The RJC’s Code of Practices (COP) provides a common standard for responsible business practices and is mandatory for all RJC members. The CoC standard builds on and complements the COP, and is voluntary for RJC members. The CoC standard provides requirements for the creation of a Chain-of-Custody for responsibly-sourced precious metals in the jewellery supply chain (gold and platinum group metals). It specifies requirements for a business to segregate CoC material and to provide relevant information supporting the provenance of CoC materials when it is transferred or sold to other parties along the chain. CoC material may be purchased and sold between different businesses certified as conforming with the CoC standard, thereby enabling credible claims to be made to customers and consumers about the responsible sourcing of precious metals.

The first version of the RJC CoC standard was published in 2012. With now over 30 RJC Member entities certified against the standard and four years of implementation experience, a review of the standard is due. This is in line with ISEAL Alliance Codes of Good Practice.

The review will include a gap analysis to identify the full scope of changes. The cross-recognitions the RJC has with other standards (such as the Conflict Free Sourcing Initiative (CFSI) and the London Bullion Market Association (LBMA)’s Responsible Gold Guidance (RGG)) will continue to be an important part of CoC certification process, and these will be updated as part of the review. An independent assessment of alignment with OECD Due Diligence Guidance for Responsible Supply Chains of Minerals from Conflict-Affected and High-Risk Areas, will also inform potential changes to the CoC standard. Another area for review is the criteria for eligibility of CoC material with a view to increase the volume of certified CoC material entering the jewellery supply chain.

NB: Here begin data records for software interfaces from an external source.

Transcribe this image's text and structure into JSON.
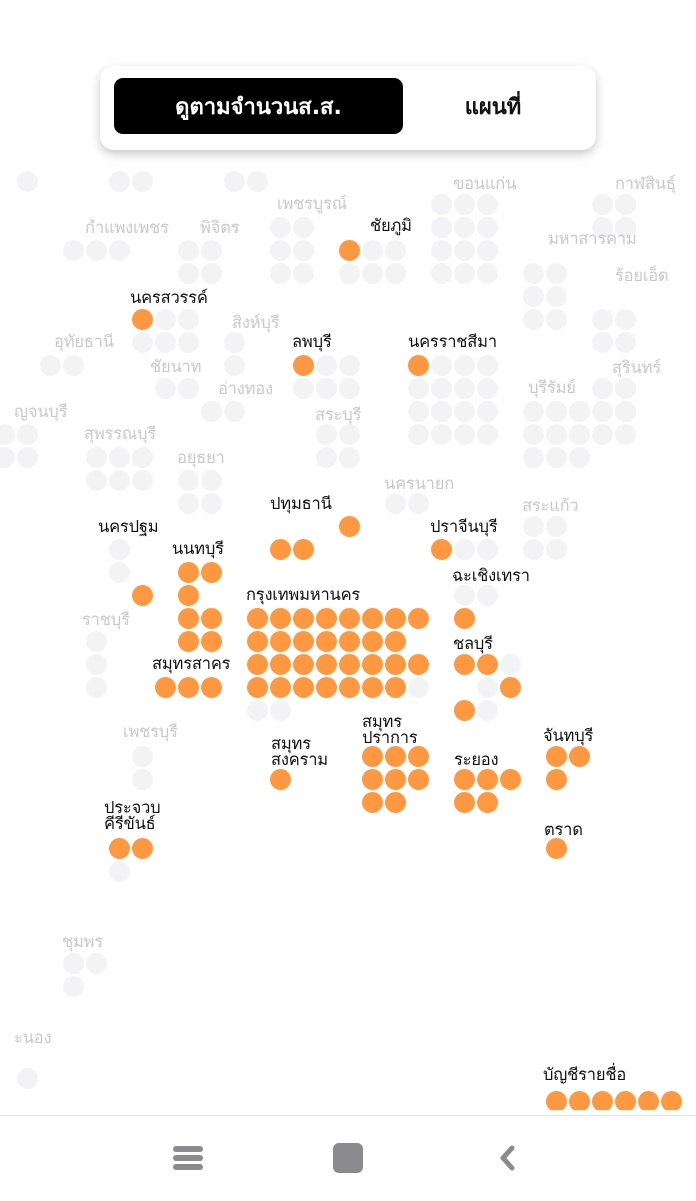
{
  "toggle": {
    "active_label": "ดูตามจำนวนส.ส.",
    "inactive_label": "แผนที่"
  },
  "colors": {
    "highlight": "#ff9840",
    "inactive_dot": "#f3f3f5",
    "active_label": "#111111",
    "inactive_label": "#c9c9cd"
  },
  "provinces": [
    {
      "name": "เพชรบูรณ์",
      "active": false,
      "seats": 0
    },
    {
      "name": "ชัยภูมิ",
      "active": true,
      "seats": 1
    },
    {
      "name": "ขอนแก่น",
      "active": false,
      "seats": 0
    },
    {
      "name": "กาฬสินธุ์",
      "active": false,
      "seats": 0
    },
    {
      "name": "กำแพงเพชร",
      "active": false,
      "seats": 0
    },
    {
      "name": "พิจิตร",
      "active": false,
      "seats": 0
    },
    {
      "name": "มหาสารคาม",
      "active": false,
      "seats": 0
    },
    {
      "name": "ร้อยเอ็ด",
      "active": false,
      "seats": 0
    },
    {
      "name": "นครสวรรค์",
      "active": true,
      "seats": 1
    },
    {
      "name": "สิงห์บุรี",
      "active": false,
      "seats": 0
    },
    {
      "name": "อุทัยธานี",
      "active": false,
      "seats": 0
    },
    {
      "name": "ลพบุรี",
      "active": true,
      "seats": 1
    },
    {
      "name": "นครราชสีมา",
      "active": true,
      "seats": 1
    },
    {
      "name": "ชัยนาท",
      "active": false,
      "seats": 0
    },
    {
      "name": "สุรินทร์",
      "active": false,
      "seats": 0
    },
    {
      "name": "อ่างทอง",
      "active": false,
      "seats": 0
    },
    {
      "name": "บุรีรัมย์",
      "active": false,
      "seats": 0
    },
    {
      "name": "ญจนบุรี",
      "active": false,
      "seats": 0
    },
    {
      "name": "สระบุรี",
      "active": false,
      "seats": 0
    },
    {
      "name": "สุพรรณบุรี",
      "active": false,
      "seats": 0
    },
    {
      "name": "อยุธยา",
      "active": false,
      "seats": 0
    },
    {
      "name": "นครนายก",
      "active": false,
      "seats": 0
    },
    {
      "name": "ปทุมธานี",
      "active": true,
      "seats": 3
    },
    {
      "name": "สระแก้ว",
      "active": false,
      "seats": 0
    },
    {
      "name": "นครปฐม",
      "active": true,
      "seats": 1
    },
    {
      "name": "นนทบุรี",
      "active": true,
      "seats": 7
    },
    {
      "name": "ปราจีนบุรี",
      "active": true,
      "seats": 1
    },
    {
      "name": "ฉะเชิงเทรา",
      "active": true,
      "seats": 1
    },
    {
      "name": "กรุงเทพมหานคร",
      "active": true,
      "seats": 30
    },
    {
      "name": "ราชบุรี",
      "active": false,
      "seats": 0
    },
    {
      "name": "ชลบุรี",
      "active": true,
      "seats": 4
    },
    {
      "name": "สมุทรสาคร",
      "active": true,
      "seats": 3
    },
    {
      "name": "เพชรบุรี",
      "active": false,
      "seats": 0
    },
    {
      "name": "สมุทร\nปราการ",
      "active": true,
      "seats": 8
    },
    {
      "name": "จันทบุรี",
      "active": true,
      "seats": 3
    },
    {
      "name": "สมุทร\nสงคราม",
      "active": true,
      "seats": 1
    },
    {
      "name": "ระยอง",
      "active": true,
      "seats": 5
    },
    {
      "name": "ประจวบ\nคีรีขันธ์",
      "active": true,
      "seats": 2
    },
    {
      "name": "ตราด",
      "active": true,
      "seats": 1
    },
    {
      "name": "ชุมพร",
      "active": false,
      "seats": 0
    },
    {
      "name": "ะนอง",
      "active": false,
      "seats": 0
    },
    {
      "name": "บัญชีรายชื่อ",
      "active": true,
      "seats": 6
    }
  ],
  "nav": {
    "recents_icon": "recents-icon",
    "home_icon": "home-icon",
    "back_icon": "back-icon"
  }
}
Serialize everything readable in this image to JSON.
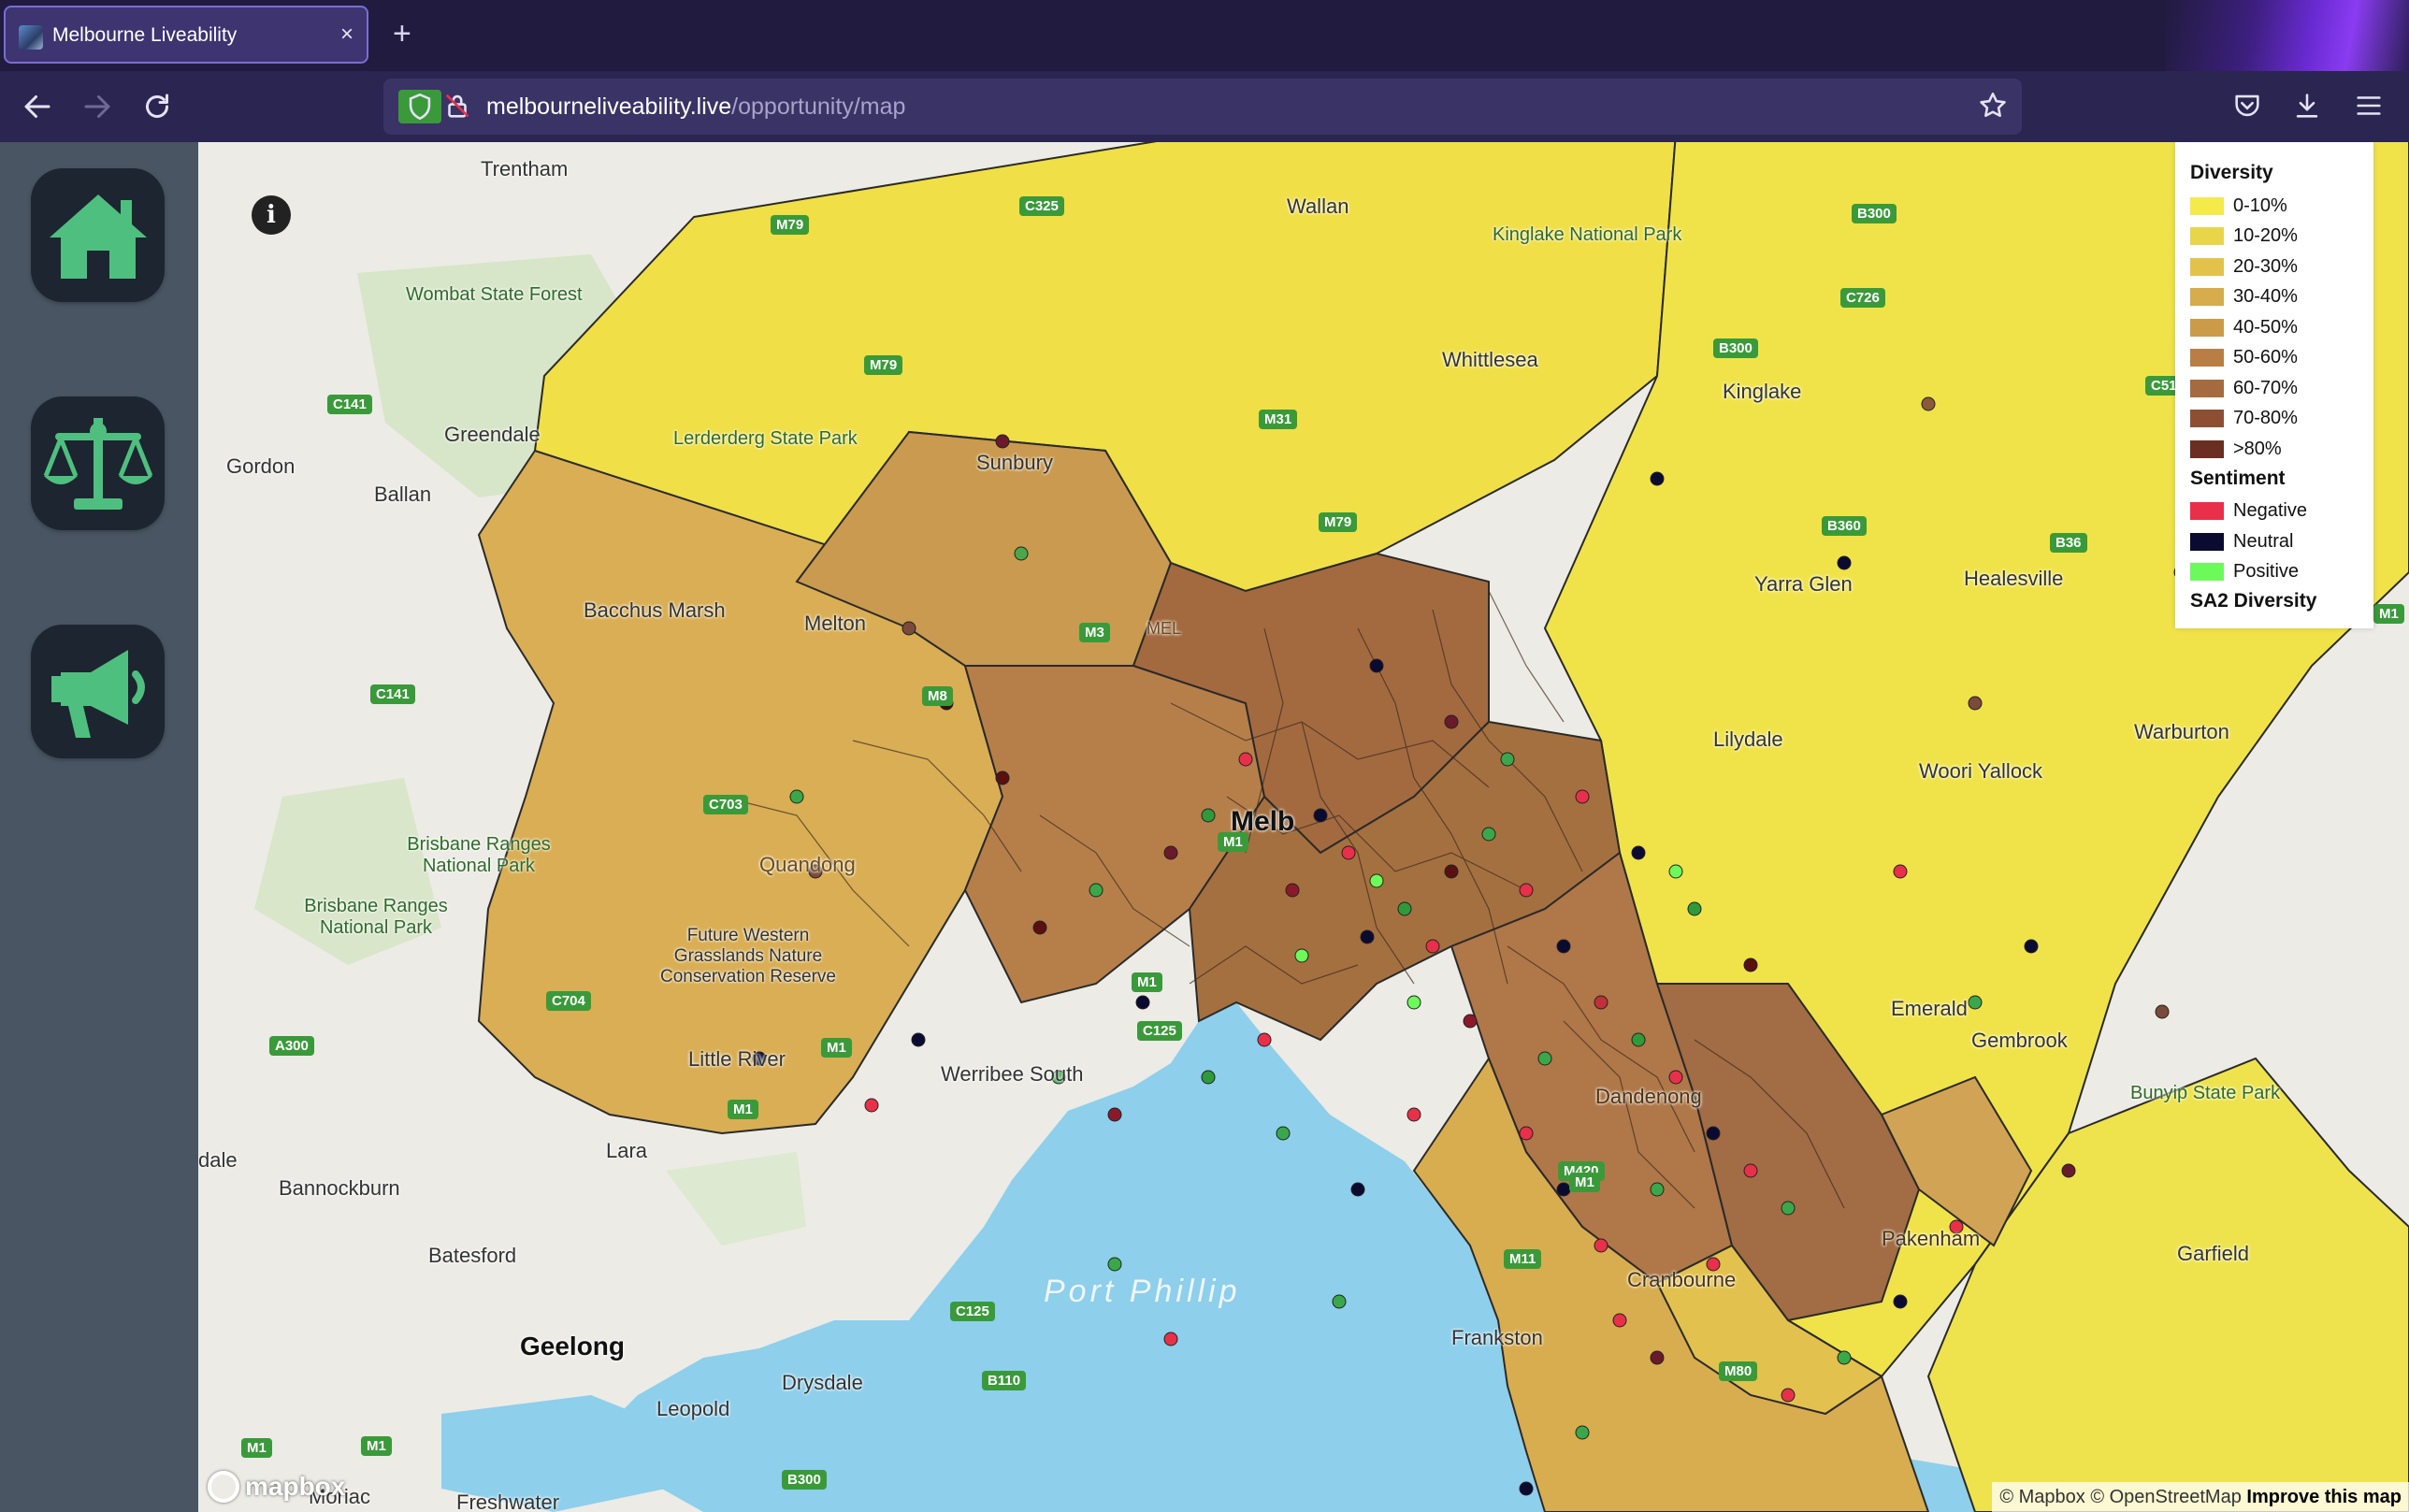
{
  "browser": {
    "tab_title": "Melbourne Liveability",
    "tab_close": "×",
    "new_tab": "+",
    "url_host": "melbourneliveability.live",
    "url_path": "/opportunity/map"
  },
  "sidebar": {
    "items": [
      {
        "name": "home",
        "icon": "home-icon"
      },
      {
        "name": "compare",
        "icon": "scales-icon"
      },
      {
        "name": "opportunity",
        "icon": "megaphone-icon"
      }
    ]
  },
  "map": {
    "info_button": "i",
    "legend": {
      "diversity_title": "Diversity",
      "diversity": [
        {
          "label": "0-10%",
          "color": "#f4ea4a"
        },
        {
          "label": "10-20%",
          "color": "#e9d54a"
        },
        {
          "label": "20-30%",
          "color": "#e3c24c"
        },
        {
          "label": "30-40%",
          "color": "#d6ac4c"
        },
        {
          "label": "40-50%",
          "color": "#cc9b4a"
        },
        {
          "label": "50-60%",
          "color": "#b97e45"
        },
        {
          "label": "60-70%",
          "color": "#a56a3f"
        },
        {
          "label": "70-80%",
          "color": "#8d4f34"
        },
        {
          "label": ">80%",
          "color": "#6b2e22"
        }
      ],
      "sentiment_title": "Sentiment",
      "sentiment": [
        {
          "label": "Negative",
          "color": "#e8304a"
        },
        {
          "label": "Neutral",
          "color": "#0b0a30"
        },
        {
          "label": "Positive",
          "color": "#6bfa5a"
        }
      ],
      "sa2_title": "SA2 Diversity"
    },
    "place_labels": {
      "trentham": "Trentham",
      "wombat": "Wombat State Forest",
      "greendale": "Greendale",
      "gordon": "Gordon",
      "ballan": "Ballan",
      "bacchus": "Bacchus Marsh",
      "melton": "Melton",
      "brisbane1": "Brisbane Ranges National Park",
      "brisbane2": "Brisbane Ranges National Park",
      "quandong": "Quandong",
      "grasslands": "Future Western Grasslands Nature Conservation Reserve",
      "little_river": "Little River",
      "werribee": "Werribee South",
      "lara": "Lara",
      "dale": "dale",
      "bannockburn": "Bannockburn",
      "batesford": "Batesford",
      "geelong": "Geelong",
      "leopold": "Leopold",
      "drysdale": "Drysdale",
      "moriac": "Moriac",
      "freshwater": "Freshwater",
      "port_phillip": "Port Phillip",
      "frankston": "Frankston",
      "cranbourne": "Cranbourne",
      "dandenong": "Dandenong",
      "pakenham": "Pakenham",
      "garfield": "Garfield",
      "gembrook": "Gembrook",
      "emerald": "Emerald",
      "wallan": "Wallan",
      "whittlesea": "Whittlesea",
      "kinglake": "Kinglake National Park",
      "kinglake_town": "Kinglake",
      "sunbury": "Sunbury",
      "lerderderg": "Lerderderg State Park",
      "yarra_glen": "Yarra Glen",
      "healesville": "Healesville",
      "lilydale": "Lilydale",
      "warburton": "Warburton",
      "woori": "Woori Yallock",
      "bunyip": "Bunyip State Park",
      "mel": "MEL",
      "melb": "Melb"
    },
    "roads": [
      "M79",
      "C325",
      "M79",
      "C141",
      "C141",
      "M8",
      "C703",
      "C704",
      "A300",
      "M1",
      "M1",
      "M1",
      "M1",
      "M1",
      "C125",
      "C125",
      "B110",
      "B300",
      "B300",
      "C726",
      "B300",
      "B360",
      "B36",
      "C51",
      "M1",
      "M420",
      "M80",
      "M31",
      "M79",
      "M3",
      "M1",
      "M11",
      "M1"
    ],
    "attribution": "© Mapbox © OpenStreetMap",
    "improve": "Improve this map",
    "mapbox": "mapbox"
  }
}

Oversight of the review and decision-making lies with the RJC’s multi-stakeholder Standards Committee. This Committee is made up of equal numbers of industry and non-industry stakeholders and includes representatives from each part of the jewellery supply chain as well as individuals from non-governmental organisations (NGOs), civil society, auditors, and experts.
The consultation process also includes:

– the opportunity for public comment via the RJC website and dedicated email address throughout the revision process;

– a program of targeted outreach and consultation to be determined by the RJC management team in conjunction with the Standards Committee;
– the public release of at least one draft of the revised Standard.

Decision-making for the standards review is based on the ISEAL Alliance Code of Good Practice for Standard Setting. The process follows a consensus-seeking approach, and where consensus cannot be reached on a decision of significance, a vote is taken amongst the Committee Members. This process in outlined in further detail within the RJC Governance Handbook.

Please continue with your plans. The RJC CoC standard will remain voluntary and there will be an appropriate phase-in period to allow for those previously certified against the 2012 CoC to transition to the new version of the standard. The details pertaining to the phase-in period will be communicated to members once the new version of the CoC standard has been finalised.

If you have any concerns, please email

If you wish to request a hard copy of a 2017 CoC document please send your request to: Please note that there will be reasonable administrative cost involved in having hard copies produced. The hard copies documents will only be available in English.

For further information please see the top of this page to review the 3 rounds of consultation conducted.

As a full member of ISEAL alliance we follow their setting social and environmental standards code V.6.0. This requires the RJC to conduct a full review of the standard every 5 years, or sooner. There currently is not a set date for the next revision of the Chain of Custody standard, however this will be conducted no later than 2022. When a revision is required a notification will be made on the standards development section of the RJC website.